Exercise details → Please print each of the entries below exactly.

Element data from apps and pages

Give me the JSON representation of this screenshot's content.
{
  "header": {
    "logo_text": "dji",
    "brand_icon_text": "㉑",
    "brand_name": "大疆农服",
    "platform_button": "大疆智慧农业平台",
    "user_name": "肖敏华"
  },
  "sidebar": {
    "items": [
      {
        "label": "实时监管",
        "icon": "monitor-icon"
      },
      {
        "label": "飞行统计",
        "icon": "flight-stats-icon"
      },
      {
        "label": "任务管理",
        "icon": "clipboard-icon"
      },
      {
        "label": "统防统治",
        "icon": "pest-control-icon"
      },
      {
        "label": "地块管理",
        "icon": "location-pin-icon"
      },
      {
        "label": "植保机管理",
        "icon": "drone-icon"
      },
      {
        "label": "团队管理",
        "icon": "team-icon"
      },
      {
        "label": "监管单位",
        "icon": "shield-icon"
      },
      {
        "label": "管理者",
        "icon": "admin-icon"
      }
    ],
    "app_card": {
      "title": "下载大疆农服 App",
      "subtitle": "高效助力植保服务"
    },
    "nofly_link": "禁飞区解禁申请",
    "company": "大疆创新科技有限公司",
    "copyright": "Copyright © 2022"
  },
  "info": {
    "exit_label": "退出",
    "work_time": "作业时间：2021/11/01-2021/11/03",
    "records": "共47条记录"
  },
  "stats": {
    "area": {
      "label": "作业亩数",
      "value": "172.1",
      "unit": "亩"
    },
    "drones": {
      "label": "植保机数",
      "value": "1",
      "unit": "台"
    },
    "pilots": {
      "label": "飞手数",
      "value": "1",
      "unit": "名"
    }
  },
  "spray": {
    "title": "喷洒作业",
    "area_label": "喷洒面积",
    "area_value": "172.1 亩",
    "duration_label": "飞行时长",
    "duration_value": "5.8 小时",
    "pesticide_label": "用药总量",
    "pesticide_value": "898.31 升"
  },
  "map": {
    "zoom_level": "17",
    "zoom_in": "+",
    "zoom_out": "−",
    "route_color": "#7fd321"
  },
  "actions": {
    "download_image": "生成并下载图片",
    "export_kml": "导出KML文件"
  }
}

Response to this exercise →
Give me the JSON representation of this screenshot's content.
{
  "header": {
    "logo_text": "dji",
    "brand_icon_text": "㉑",
    "brand_name": "大疆农服",
    "platform_button": "大疆智慧农业平台",
    "user_name": "肖敏华"
  },
  "sidebar": {
    "items": [
      {
        "label": "实时监管",
        "icon": "monitor-icon"
      },
      {
        "label": "飞行统计",
        "icon": "flight-stats-icon"
      },
      {
        "label": "任务管理",
        "icon": "clipboard-icon"
      },
      {
        "label": "统防统治",
        "icon": "pest-control-icon"
      },
      {
        "label": "地块管理",
        "icon": "location-pin-icon"
      },
      {
        "label": "植保机管理",
        "icon": "drone-icon"
      },
      {
        "label": "团队管理",
        "icon": "team-icon"
      },
      {
        "label": "监管单位",
        "icon": "shield-icon"
      },
      {
        "label": "管理者",
        "icon": "admin-icon"
      }
    ],
    "app_card": {
      "title": "下载大疆农服 App",
      "subtitle": "高效助力植保服务"
    },
    "nofly_link": "禁飞区解禁申请",
    "company": "大疆创新科技有限公司",
    "copyright": "Copyright © 2022"
  },
  "info": {
    "exit_label": "退出",
    "work_time": "作业时间：2021/11/01-2021/11/03",
    "records": "共47条记录"
  },
  "stats": {
    "area": {
      "label": "作业亩数",
      "value": "172.1",
      "unit": "亩"
    },
    "drones": {
      "label": "植保机数",
      "value": "1",
      "unit": "台"
    },
    "pilots": {
      "label": "飞手数",
      "value": "1",
      "unit": "名"
    }
  },
  "spray": {
    "title": "喷洒作业",
    "area_label": "喷洒面积",
    "area_value": "172.1 亩",
    "duration_label": "飞行时长",
    "duration_value": "5.8 小时",
    "pesticide_label": "用药总量",
    "pesticide_value": "898.31 升"
  },
  "map": {
    "zoom_level": "17",
    "zoom_in": "+",
    "zoom_out": "−",
    "route_color": "#7fd321"
  },
  "actions": {
    "download_image": "生成并下载图片",
    "export_kml": "导出KML文件"
  }
}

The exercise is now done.